CCC Report: Girls in the Juvenile Justice System: Understanding Service Needs and Experiences
Published October 2006
Approximately 20% of court-involved youth are girls whose service needs are often not met in a system that does not employ a gender responsive approach to programs and services.
Although both court-involved girls and boys generally experience many of the same risk factors and service needs, research demonstrates a distinction between male and female juvenile delinquency that is influenced by gender-based developmental needs, as well as a society’s perception of and response to female juvenile delinquency as demonstrated through program, policy and practice.
CCC’s findings and recommendations are derived from a literature review, interviews with fourteen stakeholders including judges, attorneys, service providers and national experts, 3 focus groups with court-involved girls (2 of which were facilitated by CCC’s Youth Action Members, and a series of advocacy meetings over a two-year period.

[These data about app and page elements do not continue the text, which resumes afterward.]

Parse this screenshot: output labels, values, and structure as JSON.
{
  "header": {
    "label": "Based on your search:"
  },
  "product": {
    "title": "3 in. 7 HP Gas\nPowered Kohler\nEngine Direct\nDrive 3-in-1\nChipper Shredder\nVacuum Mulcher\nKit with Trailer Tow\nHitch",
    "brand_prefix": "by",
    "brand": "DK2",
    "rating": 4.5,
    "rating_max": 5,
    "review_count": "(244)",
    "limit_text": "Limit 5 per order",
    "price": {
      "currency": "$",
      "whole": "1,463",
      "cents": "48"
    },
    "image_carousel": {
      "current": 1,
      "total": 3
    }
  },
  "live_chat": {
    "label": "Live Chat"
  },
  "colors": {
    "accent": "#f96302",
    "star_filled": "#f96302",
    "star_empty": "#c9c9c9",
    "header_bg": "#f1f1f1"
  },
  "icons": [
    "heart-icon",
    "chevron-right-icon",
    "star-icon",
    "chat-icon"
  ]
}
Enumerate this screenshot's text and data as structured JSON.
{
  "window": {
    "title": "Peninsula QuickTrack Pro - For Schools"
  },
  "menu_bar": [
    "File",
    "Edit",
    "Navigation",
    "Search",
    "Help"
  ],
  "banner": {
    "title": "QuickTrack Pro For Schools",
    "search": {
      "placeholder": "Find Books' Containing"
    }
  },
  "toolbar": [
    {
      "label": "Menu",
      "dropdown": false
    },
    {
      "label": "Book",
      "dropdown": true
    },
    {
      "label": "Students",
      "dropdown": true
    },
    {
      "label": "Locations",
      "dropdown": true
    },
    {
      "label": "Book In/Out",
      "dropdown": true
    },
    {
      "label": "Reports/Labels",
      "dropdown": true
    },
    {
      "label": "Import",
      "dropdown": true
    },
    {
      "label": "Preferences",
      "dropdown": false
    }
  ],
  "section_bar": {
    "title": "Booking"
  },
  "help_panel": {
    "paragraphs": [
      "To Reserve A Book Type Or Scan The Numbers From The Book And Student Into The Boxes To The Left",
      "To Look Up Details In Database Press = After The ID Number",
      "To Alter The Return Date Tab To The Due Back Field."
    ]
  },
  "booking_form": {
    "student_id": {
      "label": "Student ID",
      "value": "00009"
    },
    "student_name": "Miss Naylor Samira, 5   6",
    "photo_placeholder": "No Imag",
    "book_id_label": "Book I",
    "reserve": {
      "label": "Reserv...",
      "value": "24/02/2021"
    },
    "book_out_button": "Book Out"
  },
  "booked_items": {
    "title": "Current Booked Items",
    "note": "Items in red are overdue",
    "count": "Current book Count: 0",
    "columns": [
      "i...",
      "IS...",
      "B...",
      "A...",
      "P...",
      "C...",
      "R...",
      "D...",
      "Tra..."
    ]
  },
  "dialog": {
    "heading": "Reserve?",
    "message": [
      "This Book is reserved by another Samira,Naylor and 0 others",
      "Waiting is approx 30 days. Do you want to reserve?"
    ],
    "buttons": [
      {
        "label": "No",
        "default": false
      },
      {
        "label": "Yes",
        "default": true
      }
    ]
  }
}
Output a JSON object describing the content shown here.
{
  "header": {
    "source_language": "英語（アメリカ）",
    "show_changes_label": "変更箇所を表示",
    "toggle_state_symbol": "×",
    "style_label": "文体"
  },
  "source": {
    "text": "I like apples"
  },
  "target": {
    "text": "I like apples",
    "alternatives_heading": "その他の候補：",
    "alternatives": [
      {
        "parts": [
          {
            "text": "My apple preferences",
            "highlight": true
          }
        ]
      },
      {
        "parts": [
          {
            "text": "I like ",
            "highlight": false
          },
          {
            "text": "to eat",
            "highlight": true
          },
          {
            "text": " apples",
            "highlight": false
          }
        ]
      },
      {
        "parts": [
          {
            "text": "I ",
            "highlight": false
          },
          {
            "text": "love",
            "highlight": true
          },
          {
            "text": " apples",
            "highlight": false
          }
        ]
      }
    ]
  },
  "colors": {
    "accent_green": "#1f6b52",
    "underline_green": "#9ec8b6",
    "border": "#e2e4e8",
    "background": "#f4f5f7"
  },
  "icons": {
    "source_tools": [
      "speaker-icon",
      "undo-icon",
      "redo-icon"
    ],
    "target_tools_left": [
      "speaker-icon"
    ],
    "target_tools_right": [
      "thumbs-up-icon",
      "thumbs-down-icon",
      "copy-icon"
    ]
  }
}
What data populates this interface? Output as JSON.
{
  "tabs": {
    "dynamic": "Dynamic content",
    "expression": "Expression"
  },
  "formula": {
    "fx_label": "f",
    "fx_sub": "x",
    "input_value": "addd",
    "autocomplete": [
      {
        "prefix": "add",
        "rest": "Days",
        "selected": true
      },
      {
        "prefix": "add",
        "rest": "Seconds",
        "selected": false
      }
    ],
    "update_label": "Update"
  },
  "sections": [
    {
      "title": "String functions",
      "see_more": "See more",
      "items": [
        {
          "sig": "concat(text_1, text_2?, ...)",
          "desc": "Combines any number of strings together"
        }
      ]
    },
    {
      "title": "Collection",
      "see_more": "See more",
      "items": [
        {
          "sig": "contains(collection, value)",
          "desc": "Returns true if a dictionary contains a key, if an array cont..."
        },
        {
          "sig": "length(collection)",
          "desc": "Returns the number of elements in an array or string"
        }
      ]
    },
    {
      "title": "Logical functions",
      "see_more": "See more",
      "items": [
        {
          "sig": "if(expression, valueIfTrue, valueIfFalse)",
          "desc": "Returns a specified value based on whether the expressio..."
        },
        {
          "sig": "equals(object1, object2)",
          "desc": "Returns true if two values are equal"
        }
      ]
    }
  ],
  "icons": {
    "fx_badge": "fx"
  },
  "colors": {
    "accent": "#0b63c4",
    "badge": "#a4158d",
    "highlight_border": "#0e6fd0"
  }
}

CCC’s findings highlight the need to address gaps in data and research, expand the availability of gender responsive programs and services, provide staff training, and most importantly, the need to develop of a city and statewide plan to better understand service needs of girls. CCC’s recommendations include improved data collection and coordination, more resources for gender-responsive programs and services across the juvenile justice continuum, expanded opportunities for court-involved girls to connect with positive peer and adult female role models and on-going staff training.